Iwakuni HomeNewsNews StoriesNews Article Display
Marine Corps Air Station Iwakuni, Japan


Marine Corps Air Station Iwakuni, Japan

MCAS Iwakuni is a mission-ready air station, capable of providing continuous base-operating support for tenant organizations and follow-on U.S. and allied forces during training, combat or contingency (HA/DR) operations throughout the Indo-Asia Pacific region.
Black Knights steal show during Supercars race

By Cpl. Claudio A. Martinez | | July 21, 2011

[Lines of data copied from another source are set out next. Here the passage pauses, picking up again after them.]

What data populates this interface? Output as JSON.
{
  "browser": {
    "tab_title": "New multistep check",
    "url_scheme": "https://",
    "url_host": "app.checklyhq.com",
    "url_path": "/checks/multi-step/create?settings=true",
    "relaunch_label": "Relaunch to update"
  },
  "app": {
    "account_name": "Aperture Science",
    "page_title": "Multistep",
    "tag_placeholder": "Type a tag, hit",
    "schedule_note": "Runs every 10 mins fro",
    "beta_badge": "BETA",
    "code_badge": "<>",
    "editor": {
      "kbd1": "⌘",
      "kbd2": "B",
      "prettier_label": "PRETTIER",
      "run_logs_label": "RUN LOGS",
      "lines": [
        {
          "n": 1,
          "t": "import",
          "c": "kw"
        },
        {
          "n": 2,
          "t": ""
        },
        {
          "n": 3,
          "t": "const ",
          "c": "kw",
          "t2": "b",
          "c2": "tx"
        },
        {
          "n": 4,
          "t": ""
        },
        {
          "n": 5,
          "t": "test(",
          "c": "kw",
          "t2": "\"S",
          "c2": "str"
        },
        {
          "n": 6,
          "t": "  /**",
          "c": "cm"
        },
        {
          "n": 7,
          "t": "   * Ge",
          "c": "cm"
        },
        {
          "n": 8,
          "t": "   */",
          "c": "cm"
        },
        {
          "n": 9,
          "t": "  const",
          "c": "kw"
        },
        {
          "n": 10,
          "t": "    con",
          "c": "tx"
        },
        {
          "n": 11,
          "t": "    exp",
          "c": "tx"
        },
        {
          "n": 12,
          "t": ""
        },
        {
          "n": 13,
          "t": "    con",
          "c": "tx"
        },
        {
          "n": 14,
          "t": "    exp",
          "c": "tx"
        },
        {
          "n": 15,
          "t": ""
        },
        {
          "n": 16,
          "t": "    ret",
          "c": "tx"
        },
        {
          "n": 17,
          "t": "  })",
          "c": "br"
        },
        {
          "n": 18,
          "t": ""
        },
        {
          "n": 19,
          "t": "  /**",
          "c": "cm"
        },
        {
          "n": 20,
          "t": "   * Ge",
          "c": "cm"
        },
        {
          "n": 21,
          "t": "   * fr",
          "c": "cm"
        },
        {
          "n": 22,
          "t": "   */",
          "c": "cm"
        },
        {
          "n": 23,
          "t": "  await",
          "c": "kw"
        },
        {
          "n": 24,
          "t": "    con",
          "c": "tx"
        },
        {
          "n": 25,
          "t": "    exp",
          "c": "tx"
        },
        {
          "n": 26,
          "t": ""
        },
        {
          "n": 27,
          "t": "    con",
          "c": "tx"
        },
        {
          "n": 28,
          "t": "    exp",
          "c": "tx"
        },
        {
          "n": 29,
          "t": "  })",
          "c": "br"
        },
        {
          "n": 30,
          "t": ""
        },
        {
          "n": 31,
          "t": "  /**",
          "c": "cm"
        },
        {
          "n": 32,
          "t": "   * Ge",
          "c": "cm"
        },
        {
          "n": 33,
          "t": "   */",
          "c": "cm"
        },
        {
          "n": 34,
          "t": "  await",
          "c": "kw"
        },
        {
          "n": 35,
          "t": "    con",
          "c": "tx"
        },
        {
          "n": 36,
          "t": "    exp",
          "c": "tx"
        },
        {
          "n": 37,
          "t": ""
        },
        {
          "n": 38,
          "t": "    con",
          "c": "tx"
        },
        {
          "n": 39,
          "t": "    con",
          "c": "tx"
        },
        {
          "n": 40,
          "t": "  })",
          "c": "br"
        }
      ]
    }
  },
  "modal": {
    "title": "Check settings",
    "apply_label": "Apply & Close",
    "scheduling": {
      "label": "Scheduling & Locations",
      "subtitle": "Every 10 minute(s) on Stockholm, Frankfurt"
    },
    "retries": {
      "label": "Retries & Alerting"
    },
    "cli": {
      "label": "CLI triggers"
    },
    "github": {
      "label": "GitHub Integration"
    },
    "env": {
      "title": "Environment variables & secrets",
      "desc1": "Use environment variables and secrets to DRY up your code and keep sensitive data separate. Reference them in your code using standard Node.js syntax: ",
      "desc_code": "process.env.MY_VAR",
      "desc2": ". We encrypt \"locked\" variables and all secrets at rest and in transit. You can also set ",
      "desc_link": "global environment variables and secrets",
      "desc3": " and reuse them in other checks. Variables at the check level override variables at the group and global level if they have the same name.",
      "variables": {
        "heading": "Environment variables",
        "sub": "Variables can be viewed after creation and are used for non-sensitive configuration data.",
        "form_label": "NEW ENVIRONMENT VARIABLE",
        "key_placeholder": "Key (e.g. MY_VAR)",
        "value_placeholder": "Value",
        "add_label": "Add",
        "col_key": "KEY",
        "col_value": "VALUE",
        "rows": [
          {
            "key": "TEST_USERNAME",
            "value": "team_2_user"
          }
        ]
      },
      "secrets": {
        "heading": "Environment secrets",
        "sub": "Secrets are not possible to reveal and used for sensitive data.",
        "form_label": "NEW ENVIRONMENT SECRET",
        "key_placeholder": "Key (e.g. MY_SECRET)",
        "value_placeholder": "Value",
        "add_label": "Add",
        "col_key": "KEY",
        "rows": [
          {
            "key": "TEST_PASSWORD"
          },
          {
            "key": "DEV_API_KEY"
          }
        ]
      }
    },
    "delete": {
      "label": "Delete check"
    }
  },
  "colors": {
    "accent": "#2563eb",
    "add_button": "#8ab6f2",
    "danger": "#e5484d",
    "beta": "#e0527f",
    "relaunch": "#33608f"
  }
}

As American and Australian military forces throughout Queensland, the Northern Territory, and neighboring naval areas prepared for Talisman Sabre 2011, Marine Fighter Attack Squadron 314 Black Knights decided to thank the local people here for their hospitality during the Sucrogen Townsville 400 V-8 Supercars races hosted south of the Townsville Central Business District July 10.

This year’s Sucrogen Townsville 400 had 29 V-8 supercars racing through a 400-kilometer circuit course and ran from July 8-10.

This marked the third year the races came to Townsville.

Four VMFA-314 F/A-18 Hornets flew over the crowd of people in attendance after the last note of the Australian anthem played before the final race of the Townsville 400 kicked-off.

Maj. Brian Dennis, VMFA-314 operations officer, helped to coordinate the fly-over with the Townsville 400 operations manager.

“We heard about this race and we thought ‘hey, what a great opportunity for the Marine Corps and the Marine Fighter Attack Squadron to be involved with the community in this race’,” said Dennis.

“We just knew there had to be a way we could work together, do something with (the races) and be involved with the people of Townsville,” he said.

Dennis said he believes the flyover could not have gone better and helped to strengthen ties with the community.

The people in the stands stood and cheered as the roaring Black Knight F/A-18s soared overhead drowning out the revving racecars below.

Adele Henrichs, Sucrogen Townsville 400 operations manager, said it is unusual for military fighter jets to put on a show the way the Marines did.

“To actually have the U.S. Marine Corps here is massive,” said Henrichs. “Everyone has been absolutely looking forward to it. It’s just great.”

Henrichs coordinated the flyover with the Black Knights and said she hopes to keep in touch with the Marines to do something similar in the future.

Several of the locals were equally appreciative of the flyover and thanked the Marines walking around the race grounds. David Dollard, a local, was one of 150,000 people in attendance at the races.

Dollard said he has been an avid collector of U.S. Marine Corps memorabilia since he was a child and appreciated their show during the races and their participation in the Talisman Saber exercise.

“I love the fact that these guys are out here today doing what it is they are doing,” said Dollard. “I love the whole idea.”

Lt. Col. Brian Evans, VMFA- 314 executive officer, was one of the pilots who flew over the crowd during the race.

Evans said he was surprised to see a swarm of people lined up at the fence gate by the Royal Australian Air Force Base flightline just to watch the four F/A-18s take off. He said he believes the flyover would indirectly help build local support for Talisman Sabre.

“One of the goals and priorities of exercise Talisman Sabre is our exchange and relationship with the Aussies,” said Evans. “To actually provide a flyover for the local people to see the Americans are here and flying F/A-18s — it just fosters a good working relationship between the Marine Corps and the Aussies.”

Talisman Sabre is a biennial exercise designed to test and improve upon the Australian and American forces ability to conduct joint and combined task force operations.

Although there are many facets to the exercise, the Black Knights’ portion in this training is scheduled to involve mainly closeair- support for the Australian forces on the ground.

Talisman Sabre 2011 started July 11 and is scheduled to run until July 29.